TASK DETAILS:
Among the entries below, find the lines holding "select" and copy them.

┌─ PROVIDED ENTRIES

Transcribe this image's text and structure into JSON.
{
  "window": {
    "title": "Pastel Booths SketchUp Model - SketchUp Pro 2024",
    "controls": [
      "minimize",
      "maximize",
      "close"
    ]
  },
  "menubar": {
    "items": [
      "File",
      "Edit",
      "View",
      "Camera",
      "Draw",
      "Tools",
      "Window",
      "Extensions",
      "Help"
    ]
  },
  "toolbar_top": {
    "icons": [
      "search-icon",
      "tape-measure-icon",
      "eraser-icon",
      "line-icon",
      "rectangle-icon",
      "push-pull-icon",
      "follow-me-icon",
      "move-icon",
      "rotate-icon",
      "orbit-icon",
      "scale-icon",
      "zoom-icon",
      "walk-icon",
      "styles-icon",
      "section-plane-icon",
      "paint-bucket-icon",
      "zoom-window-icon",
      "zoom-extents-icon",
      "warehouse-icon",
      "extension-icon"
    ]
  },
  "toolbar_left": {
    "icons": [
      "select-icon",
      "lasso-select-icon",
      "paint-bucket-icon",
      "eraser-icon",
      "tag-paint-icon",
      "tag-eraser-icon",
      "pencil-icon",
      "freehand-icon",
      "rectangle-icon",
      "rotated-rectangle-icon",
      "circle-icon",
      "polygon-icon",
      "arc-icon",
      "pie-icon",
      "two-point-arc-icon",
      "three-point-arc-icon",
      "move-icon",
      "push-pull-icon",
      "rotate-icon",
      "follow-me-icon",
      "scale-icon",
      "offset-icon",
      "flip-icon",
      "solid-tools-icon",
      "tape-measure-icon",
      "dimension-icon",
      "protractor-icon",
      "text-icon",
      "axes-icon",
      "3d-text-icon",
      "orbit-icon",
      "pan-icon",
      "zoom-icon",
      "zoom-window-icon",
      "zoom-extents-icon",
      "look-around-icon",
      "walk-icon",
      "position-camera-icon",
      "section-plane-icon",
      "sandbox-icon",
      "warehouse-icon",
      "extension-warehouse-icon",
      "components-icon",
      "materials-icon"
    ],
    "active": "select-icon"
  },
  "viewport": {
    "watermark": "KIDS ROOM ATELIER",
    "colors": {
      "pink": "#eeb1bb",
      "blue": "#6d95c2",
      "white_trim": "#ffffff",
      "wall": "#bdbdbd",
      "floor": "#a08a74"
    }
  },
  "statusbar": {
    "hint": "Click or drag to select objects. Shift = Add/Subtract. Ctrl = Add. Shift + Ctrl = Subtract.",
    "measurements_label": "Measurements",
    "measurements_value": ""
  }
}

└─

WORKED SOLUTION:
      "select-icon",
      "lasso-select-icon",
    "active": "select-icon"
    "hint": "Click or drag to select objects. Shift = Add/Subtract. Ctrl = Add. Shift + Ctrl = Subtract.",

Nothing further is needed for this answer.